David Hering at The Point:

File source: //commons.wikimedia.org/wiki/File:Eric_Rohmer_cinematheque_2004-04.jpg

Éric Rohmer wasn’t his real name. He was born Maurice Schérer, the name by which his mother knew him her whole life. As far as she was concerned, Maurice was a teacher in a lycée in Paris. She never knew of the existence of Éric Rohmer, nor that her son was an internationally lauded filmmaker and one-time editor-in-chief of Cahiers du Cinéma. His cinema, too, was self-denying. Rohmer idolized André Bazin, the influential French film theorist who argued that cinema was the “culmination in time of photographic objectivity”—that film should forgo the artifice of its creation and instead claim to be a snapshot of reality, a reflection of the world taking place in front of the camera. Ignore the origins of the image and its mediation, said Bazin; the world one chooses to depict is the world itself.

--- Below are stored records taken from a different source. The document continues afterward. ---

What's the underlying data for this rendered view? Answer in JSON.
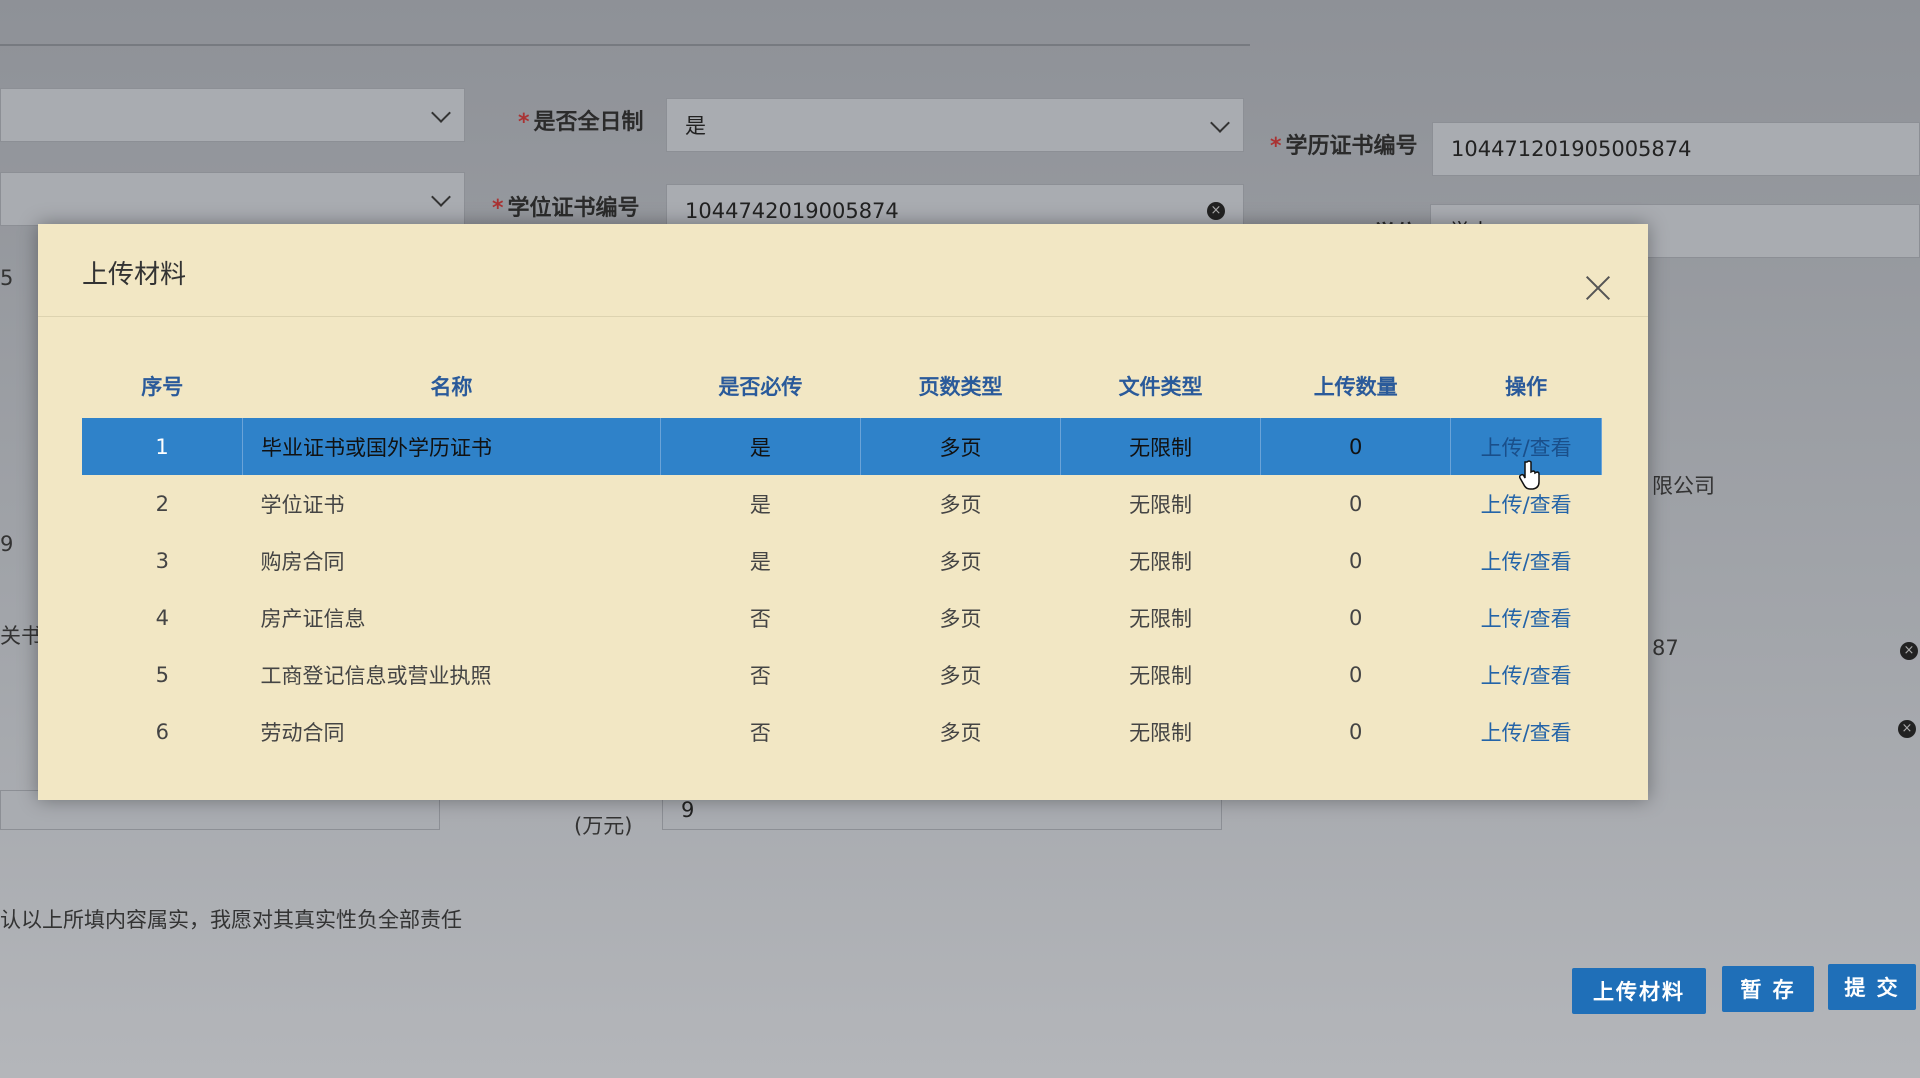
{
  "form": {
    "fulltime_label": "是否全日制",
    "fulltime_value": "是",
    "diploma_no_label": "学历证书编号",
    "diploma_no_value": "10447120190500​5874",
    "degree_no_label": "学位证书编号",
    "degree_no_value": "1044742019005874",
    "degree_label": "学位",
    "degree_value": "学士",
    "amount_unit": "(万元)",
    "amount_value": "9",
    "company_fragment": "限公司",
    "num_fragment": "87",
    "left_fragment_a": "5",
    "left_fragment_b": "9",
    "left_fragment_c": "关书",
    "declaration": "认以上所填内容属实，我愿对其真实性负全部责任"
  },
  "actions": {
    "upload_label": "上传材料",
    "save_label": "暂 存",
    "submit_label": "提 交"
  },
  "modal": {
    "title": "上传材料",
    "columns": [
      "序号",
      "名称",
      "是否必传",
      "页数类型",
      "文件类型",
      "上传数量",
      "操作"
    ],
    "rows": [
      {
        "idx": "1",
        "name": "毕业证书或国外学历证书",
        "required": "是",
        "pages": "多页",
        "filetype": "无限制",
        "count": "0",
        "action": "上传/查看"
      },
      {
        "idx": "2",
        "name": "学位证书",
        "required": "是",
        "pages": "多页",
        "filetype": "无限制",
        "count": "0",
        "action": "上传/查看"
      },
      {
        "idx": "3",
        "name": "购房合同",
        "required": "是",
        "pages": "多页",
        "filetype": "无限制",
        "count": "0",
        "action": "上传/查看"
      },
      {
        "idx": "4",
        "name": "房产证信息",
        "required": "否",
        "pages": "多页",
        "filetype": "无限制",
        "count": "0",
        "action": "上传/查看"
      },
      {
        "idx": "5",
        "name": "工商登记信息或营业执照",
        "required": "否",
        "pages": "多页",
        "filetype": "无限制",
        "count": "0",
        "action": "上传/查看"
      },
      {
        "idx": "6",
        "name": "劳动合同",
        "required": "否",
        "pages": "多页",
        "filetype": "无限制",
        "count": "0",
        "action": "上传/查看"
      }
    ]
  },
  "colors": {
    "modal_bg": "#f2e7c4",
    "selected_row": "#2f82c9",
    "primary_button": "#1f6fb8",
    "link": "#2464a8"
  }
}
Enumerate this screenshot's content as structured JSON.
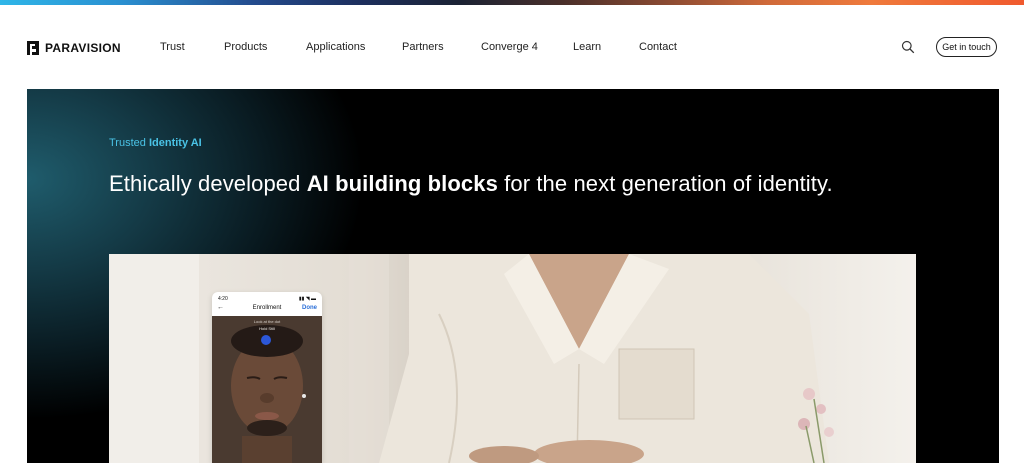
{
  "brand": {
    "name": "PARAVISION"
  },
  "nav": {
    "links": [
      "Trust",
      "Products",
      "Applications",
      "Partners",
      "Converge 4",
      "Learn",
      "Contact"
    ],
    "cta_label": "Get in touch",
    "search_icon": "search-icon"
  },
  "hero": {
    "eyebrow_plain": "Trusted",
    "eyebrow_bold": "Identity AI",
    "headline_pre": "Ethically developed",
    "headline_bold": "AI building blocks",
    "headline_post": "for the next generation of identity."
  },
  "phone": {
    "time": "4:20",
    "title": "Enrollment",
    "done": "Done",
    "hint_top": "Look at the dot",
    "hint_main": "Hold Still"
  },
  "colors": {
    "accent": "#4ac3e6",
    "hero_bg": "#000000",
    "phone_dot": "#2c57d8",
    "phone_done": "#2b6fd8"
  }
}
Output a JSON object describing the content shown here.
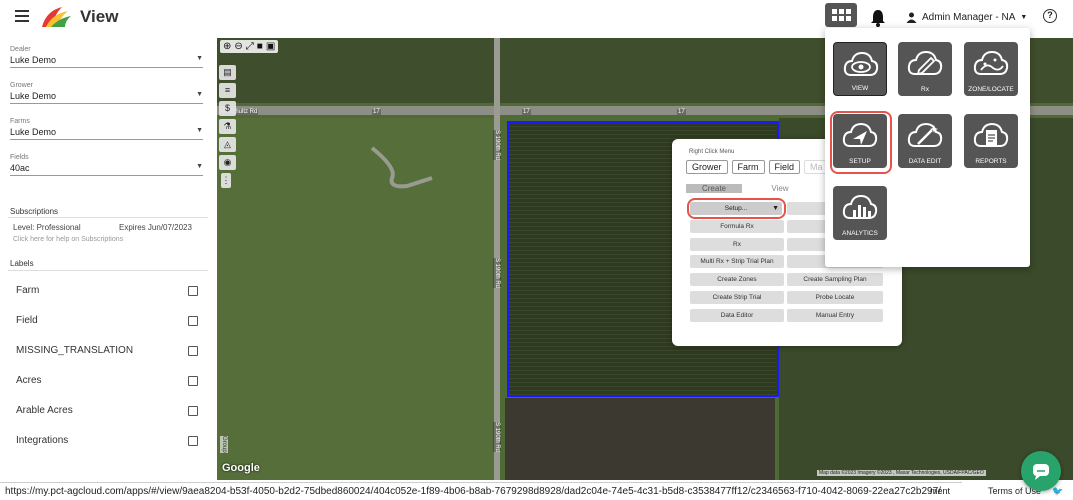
{
  "app": {
    "title": "View"
  },
  "header": {
    "user_label": "Admin Manager - NA"
  },
  "sidebar": {
    "fields": [
      {
        "label": "Dealer",
        "value": "Luke Demo"
      },
      {
        "label": "Grower",
        "value": "Luke Demo"
      },
      {
        "label": "Farms",
        "value": "Luke Demo"
      },
      {
        "label": "Fields",
        "value": "40ac"
      }
    ],
    "subscriptions": {
      "title": "Subscriptions",
      "level": "Level: Professional",
      "expires": "Expires Jun/07/2023",
      "hint": "Click here for help on Subscriptions"
    },
    "labels": {
      "title": "Labels",
      "items": [
        "Farm",
        "Field",
        "MISSING_TRANSLATION",
        "Acres",
        "Arable Acres",
        "Integrations"
      ]
    }
  },
  "map": {
    "road_labels": [
      "W Schultz Rd",
      "17",
      "17",
      "17",
      "S 190th Rd",
      "S 190th Rd",
      "S 190th Rd"
    ],
    "google": "Google",
    "attribution": "Map data ©2023 Imagery ©2023 , Maxar Technologies, USDA/FPAC/GEO",
    "side_label": "Group"
  },
  "right_click_menu": {
    "title": "Right Click Menu",
    "tabs": [
      "Grower",
      "Farm",
      "Field",
      "Ma"
    ],
    "subtabs": [
      "Create",
      "View",
      "P"
    ],
    "setup": "Setup...",
    "buttons": [
      "Formula Rx",
      "Add/E",
      "Rx",
      "Recrea",
      "Multi Rx + Strip Trial Plan",
      "Strip T",
      "Create Zones",
      "Create Sampling Plan",
      "Create Strip Trial",
      "Probe Locate",
      "Data Editor",
      "Manual Entry"
    ],
    "right_column_top": "Im"
  },
  "apps_panel": {
    "tiles": [
      {
        "label": "VIEW",
        "icon": "cloud-eye-icon"
      },
      {
        "label": "Rx",
        "icon": "cloud-pencil-icon"
      },
      {
        "label": "ZONE/LOCATE",
        "icon": "cloud-zone-icon"
      },
      {
        "label": "SETUP",
        "icon": "cloud-navigation-icon"
      },
      {
        "label": "DATA EDIT",
        "icon": "cloud-wand-icon"
      },
      {
        "label": "REPORTS",
        "icon": "cloud-document-icon"
      },
      {
        "label": "ANALYTICS",
        "icon": "cloud-chart-icon"
      }
    ]
  },
  "footer": {
    "url": "https://my.pct-agcloud.com/apps/#/view/9aea8204-b53f-4050-b2d2-75dbed860024/404c052e-1f89-4b06-b8ab-7679298d8928/dad2c04e-74e5-4c31-b5d8-c3538477ff12/c2346563-f710-4042-8069-22ea27c2b297/",
    "behind_url": "ment",
    "terms": "Terms of Use"
  }
}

Many of Rohmer’s productions followed this model closely. The cast and crew, including Rohmer, would live in shared accommodation, often extremely frugal and without basic amenities, near the filming location, and where possible scenes would be shot in sequence.

more here.